* _Aim of the task_
Whenever a line below mentions the word "screenshot", that line should be copied.

[Source records]
Content starts

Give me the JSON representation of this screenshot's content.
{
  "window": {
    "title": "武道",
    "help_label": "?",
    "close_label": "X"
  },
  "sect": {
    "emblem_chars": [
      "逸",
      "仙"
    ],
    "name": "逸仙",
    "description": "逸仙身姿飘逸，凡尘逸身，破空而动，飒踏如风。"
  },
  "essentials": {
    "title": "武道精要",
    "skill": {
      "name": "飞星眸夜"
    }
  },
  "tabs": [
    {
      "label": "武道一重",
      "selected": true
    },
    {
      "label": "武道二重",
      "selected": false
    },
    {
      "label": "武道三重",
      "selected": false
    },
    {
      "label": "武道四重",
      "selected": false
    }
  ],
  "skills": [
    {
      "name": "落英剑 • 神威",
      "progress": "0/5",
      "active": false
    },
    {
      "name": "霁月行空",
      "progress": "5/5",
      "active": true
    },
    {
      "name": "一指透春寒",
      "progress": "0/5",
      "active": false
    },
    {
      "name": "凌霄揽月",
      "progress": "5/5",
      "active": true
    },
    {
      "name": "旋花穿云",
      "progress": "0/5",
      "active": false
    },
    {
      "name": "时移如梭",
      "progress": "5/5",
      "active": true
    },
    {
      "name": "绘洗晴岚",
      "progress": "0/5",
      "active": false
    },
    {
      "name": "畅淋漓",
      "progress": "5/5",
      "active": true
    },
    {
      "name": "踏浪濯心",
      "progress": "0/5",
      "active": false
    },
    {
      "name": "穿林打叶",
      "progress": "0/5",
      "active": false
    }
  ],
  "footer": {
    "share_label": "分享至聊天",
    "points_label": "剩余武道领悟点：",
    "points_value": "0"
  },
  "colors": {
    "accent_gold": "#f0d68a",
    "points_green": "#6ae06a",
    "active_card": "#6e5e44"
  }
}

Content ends
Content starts

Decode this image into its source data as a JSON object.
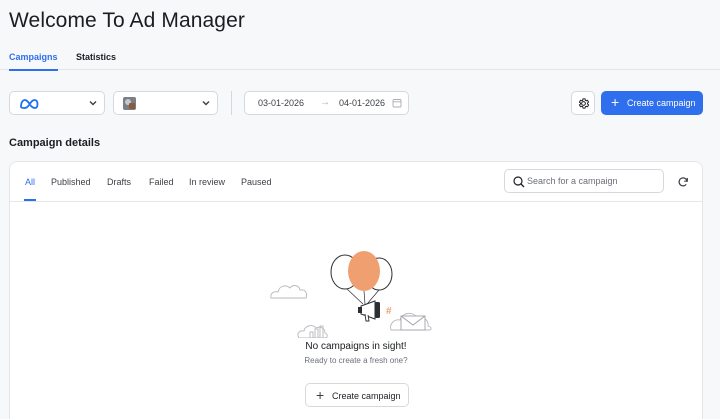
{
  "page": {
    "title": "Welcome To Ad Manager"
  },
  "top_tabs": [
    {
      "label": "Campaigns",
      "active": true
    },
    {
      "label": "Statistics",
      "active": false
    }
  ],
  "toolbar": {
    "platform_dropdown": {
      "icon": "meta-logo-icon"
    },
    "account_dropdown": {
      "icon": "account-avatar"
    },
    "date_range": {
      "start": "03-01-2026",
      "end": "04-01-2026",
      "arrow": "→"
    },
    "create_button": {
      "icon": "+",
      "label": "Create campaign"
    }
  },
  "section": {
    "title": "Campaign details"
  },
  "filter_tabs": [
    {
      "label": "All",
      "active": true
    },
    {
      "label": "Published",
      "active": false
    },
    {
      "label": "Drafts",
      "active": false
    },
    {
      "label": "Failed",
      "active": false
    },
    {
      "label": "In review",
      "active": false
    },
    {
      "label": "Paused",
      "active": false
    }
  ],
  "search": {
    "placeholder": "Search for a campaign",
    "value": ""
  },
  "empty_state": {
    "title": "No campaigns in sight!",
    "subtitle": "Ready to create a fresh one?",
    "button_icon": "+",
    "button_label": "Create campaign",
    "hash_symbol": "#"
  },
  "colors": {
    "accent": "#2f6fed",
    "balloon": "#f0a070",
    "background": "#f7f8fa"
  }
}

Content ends
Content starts

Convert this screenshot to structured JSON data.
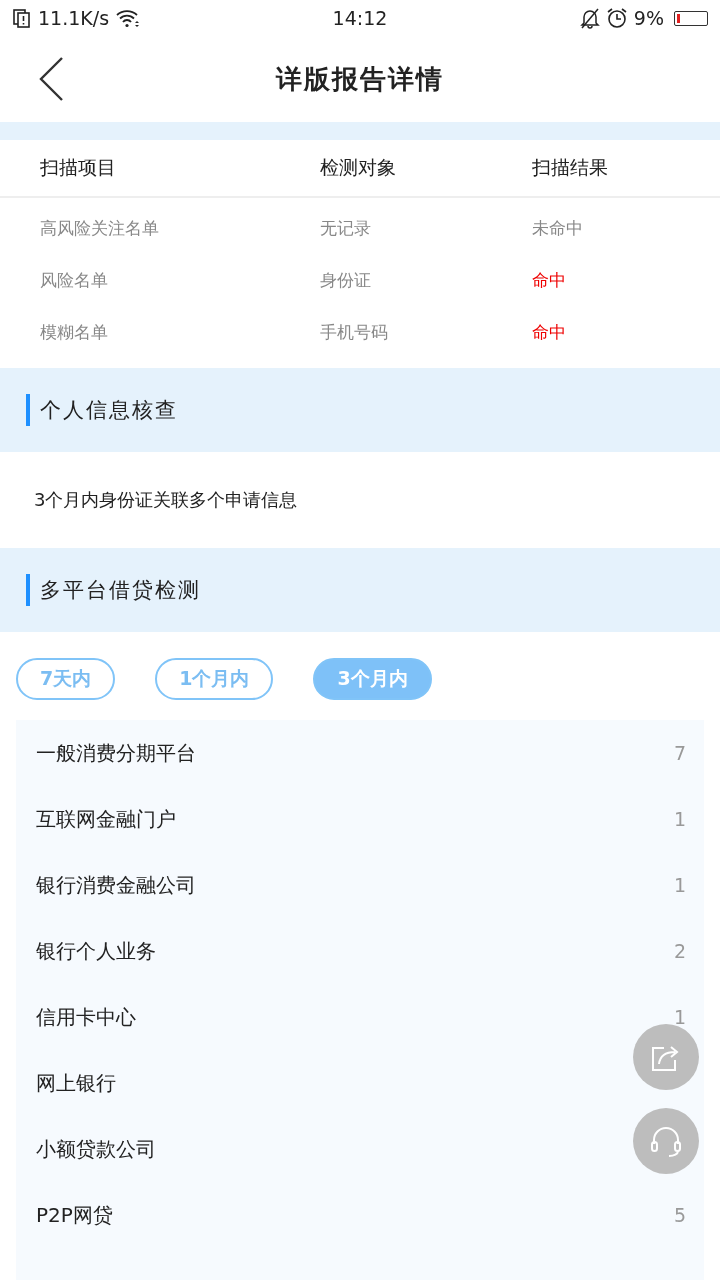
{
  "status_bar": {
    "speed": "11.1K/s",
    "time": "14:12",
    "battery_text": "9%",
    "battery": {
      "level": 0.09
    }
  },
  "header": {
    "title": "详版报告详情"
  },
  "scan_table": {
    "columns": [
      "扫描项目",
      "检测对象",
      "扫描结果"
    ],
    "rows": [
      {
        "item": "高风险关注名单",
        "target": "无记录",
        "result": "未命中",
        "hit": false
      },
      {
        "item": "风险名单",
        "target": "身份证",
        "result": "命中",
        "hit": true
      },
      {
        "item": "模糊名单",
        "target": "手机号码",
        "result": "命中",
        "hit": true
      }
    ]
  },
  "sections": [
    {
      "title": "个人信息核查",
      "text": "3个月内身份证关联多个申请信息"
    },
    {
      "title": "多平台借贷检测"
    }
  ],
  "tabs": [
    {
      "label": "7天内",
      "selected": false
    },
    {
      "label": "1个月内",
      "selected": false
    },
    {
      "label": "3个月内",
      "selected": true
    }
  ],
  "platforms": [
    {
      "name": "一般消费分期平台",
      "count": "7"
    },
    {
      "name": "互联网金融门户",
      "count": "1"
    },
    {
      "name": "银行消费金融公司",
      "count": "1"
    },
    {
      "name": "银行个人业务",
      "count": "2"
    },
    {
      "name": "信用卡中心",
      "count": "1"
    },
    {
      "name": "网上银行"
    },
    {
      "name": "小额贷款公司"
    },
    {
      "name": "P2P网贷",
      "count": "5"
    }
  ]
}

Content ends

* _Answer area_
Give me the JSON representation of this screenshot's content.
Convert this screenshot to structured JSON data.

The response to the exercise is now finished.